* _DATASET CONTENT_:
+-------+
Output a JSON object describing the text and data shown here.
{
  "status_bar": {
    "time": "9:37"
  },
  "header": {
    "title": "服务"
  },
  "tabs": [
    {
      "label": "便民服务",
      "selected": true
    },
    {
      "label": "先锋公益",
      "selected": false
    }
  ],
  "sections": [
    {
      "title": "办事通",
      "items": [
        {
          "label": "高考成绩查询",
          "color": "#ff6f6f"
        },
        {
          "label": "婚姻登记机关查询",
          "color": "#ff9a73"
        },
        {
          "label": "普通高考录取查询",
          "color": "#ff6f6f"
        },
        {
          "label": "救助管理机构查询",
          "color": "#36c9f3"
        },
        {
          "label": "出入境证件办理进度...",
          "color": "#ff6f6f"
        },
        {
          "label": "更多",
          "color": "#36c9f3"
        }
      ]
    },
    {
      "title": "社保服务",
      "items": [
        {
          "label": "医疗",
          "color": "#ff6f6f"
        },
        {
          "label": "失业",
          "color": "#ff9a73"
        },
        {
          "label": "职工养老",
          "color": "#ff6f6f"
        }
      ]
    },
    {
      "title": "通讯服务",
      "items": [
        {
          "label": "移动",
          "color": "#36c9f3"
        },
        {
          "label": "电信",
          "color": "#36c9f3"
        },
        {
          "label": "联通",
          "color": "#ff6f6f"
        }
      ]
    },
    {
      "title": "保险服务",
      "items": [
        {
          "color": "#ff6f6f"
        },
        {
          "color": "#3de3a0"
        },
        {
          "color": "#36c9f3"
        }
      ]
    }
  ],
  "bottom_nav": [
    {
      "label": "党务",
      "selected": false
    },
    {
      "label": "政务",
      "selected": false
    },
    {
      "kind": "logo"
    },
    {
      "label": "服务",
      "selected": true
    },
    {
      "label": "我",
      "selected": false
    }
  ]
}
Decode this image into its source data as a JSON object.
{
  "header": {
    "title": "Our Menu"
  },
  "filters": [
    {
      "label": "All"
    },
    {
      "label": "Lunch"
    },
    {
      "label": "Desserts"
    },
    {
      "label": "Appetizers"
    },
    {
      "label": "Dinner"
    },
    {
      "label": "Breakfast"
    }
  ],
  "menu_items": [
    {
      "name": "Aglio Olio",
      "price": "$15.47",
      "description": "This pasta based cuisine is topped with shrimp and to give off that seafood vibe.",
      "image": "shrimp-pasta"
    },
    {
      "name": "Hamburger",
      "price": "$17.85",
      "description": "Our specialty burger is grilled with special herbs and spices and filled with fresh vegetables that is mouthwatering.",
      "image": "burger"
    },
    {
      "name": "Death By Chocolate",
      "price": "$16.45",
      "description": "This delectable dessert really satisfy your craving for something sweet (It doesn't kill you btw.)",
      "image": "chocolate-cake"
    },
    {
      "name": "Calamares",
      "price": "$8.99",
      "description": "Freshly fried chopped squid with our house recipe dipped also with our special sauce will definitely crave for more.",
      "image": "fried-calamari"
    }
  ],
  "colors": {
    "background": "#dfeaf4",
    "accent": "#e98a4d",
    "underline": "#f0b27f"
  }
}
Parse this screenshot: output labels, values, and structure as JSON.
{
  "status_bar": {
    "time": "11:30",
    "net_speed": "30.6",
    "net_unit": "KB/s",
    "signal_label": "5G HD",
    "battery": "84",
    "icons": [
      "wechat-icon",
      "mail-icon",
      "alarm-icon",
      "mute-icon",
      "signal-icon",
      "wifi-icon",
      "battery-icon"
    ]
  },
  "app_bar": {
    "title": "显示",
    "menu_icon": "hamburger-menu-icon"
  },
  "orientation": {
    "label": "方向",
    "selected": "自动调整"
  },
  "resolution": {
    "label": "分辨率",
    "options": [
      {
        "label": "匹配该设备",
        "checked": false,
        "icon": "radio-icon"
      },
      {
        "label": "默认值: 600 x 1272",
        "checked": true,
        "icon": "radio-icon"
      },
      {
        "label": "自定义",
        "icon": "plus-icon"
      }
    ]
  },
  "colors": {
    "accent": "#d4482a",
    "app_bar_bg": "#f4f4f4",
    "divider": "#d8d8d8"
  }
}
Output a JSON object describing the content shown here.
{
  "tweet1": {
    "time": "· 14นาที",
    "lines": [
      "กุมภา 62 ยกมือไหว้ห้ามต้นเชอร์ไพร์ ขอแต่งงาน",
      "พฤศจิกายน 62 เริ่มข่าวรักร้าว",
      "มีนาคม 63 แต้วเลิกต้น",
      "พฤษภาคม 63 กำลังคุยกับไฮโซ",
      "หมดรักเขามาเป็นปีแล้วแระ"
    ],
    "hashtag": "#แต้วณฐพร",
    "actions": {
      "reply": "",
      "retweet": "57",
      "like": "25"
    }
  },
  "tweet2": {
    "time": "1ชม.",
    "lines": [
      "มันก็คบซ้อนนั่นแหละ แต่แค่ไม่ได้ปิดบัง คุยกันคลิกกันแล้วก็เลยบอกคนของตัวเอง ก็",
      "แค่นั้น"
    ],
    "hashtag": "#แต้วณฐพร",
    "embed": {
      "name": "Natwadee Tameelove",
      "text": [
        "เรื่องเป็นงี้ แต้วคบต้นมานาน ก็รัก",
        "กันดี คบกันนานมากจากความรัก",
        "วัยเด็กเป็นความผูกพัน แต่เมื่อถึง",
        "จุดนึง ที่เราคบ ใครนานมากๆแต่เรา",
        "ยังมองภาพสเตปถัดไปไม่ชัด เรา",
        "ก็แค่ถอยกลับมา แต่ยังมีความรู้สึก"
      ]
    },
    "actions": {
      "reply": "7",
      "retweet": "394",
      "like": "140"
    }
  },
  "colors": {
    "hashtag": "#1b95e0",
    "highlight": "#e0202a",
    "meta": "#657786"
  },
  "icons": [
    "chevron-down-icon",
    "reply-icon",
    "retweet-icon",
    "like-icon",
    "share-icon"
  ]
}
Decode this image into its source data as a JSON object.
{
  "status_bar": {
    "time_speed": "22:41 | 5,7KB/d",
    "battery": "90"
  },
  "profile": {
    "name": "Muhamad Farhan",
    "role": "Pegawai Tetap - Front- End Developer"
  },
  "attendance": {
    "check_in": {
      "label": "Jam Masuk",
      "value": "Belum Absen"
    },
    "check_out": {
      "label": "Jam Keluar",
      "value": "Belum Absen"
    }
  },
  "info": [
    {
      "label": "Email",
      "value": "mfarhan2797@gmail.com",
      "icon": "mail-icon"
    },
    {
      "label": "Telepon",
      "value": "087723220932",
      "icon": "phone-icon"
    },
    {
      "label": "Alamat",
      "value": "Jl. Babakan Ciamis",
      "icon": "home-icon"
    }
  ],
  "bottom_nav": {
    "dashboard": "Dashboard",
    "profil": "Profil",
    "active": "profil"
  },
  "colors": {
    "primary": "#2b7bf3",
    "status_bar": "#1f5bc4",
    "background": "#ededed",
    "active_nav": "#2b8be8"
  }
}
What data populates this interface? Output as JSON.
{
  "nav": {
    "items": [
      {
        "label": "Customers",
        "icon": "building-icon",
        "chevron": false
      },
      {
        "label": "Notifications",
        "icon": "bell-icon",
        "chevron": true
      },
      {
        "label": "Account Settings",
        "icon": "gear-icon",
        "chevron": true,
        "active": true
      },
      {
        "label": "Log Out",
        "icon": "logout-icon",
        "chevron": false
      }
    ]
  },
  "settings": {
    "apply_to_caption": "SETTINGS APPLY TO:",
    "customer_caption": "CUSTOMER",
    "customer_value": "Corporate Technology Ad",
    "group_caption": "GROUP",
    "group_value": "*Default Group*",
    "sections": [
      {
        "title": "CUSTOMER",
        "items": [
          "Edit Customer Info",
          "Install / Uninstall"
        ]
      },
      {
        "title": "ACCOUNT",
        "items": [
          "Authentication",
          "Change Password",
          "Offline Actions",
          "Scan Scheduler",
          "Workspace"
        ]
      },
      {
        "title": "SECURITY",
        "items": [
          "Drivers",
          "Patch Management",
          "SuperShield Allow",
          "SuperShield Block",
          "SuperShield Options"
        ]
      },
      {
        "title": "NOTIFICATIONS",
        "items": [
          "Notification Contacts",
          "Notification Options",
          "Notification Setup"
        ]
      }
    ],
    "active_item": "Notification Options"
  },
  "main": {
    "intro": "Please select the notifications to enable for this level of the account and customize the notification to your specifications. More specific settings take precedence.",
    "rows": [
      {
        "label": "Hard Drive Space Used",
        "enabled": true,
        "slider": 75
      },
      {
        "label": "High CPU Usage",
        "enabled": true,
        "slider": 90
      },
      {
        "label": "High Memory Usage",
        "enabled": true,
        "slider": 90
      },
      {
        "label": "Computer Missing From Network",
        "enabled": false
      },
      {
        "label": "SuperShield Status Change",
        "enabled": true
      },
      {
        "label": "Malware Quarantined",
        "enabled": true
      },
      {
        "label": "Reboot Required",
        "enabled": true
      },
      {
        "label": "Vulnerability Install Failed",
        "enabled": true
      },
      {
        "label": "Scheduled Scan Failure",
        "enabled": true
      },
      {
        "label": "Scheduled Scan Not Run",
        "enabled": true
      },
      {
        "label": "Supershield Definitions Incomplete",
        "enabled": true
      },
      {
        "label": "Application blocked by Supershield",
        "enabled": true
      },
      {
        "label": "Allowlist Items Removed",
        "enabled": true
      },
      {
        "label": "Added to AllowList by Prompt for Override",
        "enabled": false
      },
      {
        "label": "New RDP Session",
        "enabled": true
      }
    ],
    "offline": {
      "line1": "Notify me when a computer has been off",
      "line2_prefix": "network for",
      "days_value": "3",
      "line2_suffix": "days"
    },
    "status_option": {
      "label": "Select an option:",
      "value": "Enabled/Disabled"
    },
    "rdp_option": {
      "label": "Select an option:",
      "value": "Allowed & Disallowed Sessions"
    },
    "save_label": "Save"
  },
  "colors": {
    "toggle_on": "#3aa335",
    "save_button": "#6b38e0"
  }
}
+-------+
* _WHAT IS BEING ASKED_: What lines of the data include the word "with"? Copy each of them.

* _REPLY_:
      "description": "This pasta based cuisine is topped with shrimp and to give off that seafood vibe.",
      "description": "Our specialty burger is grilled with special herbs and spices and filled with fresh vegetables that is mouthwatering.",
      "description": "Freshly fried chopped squid with our house recipe dipped also with our special sauce will definitely crave for more.",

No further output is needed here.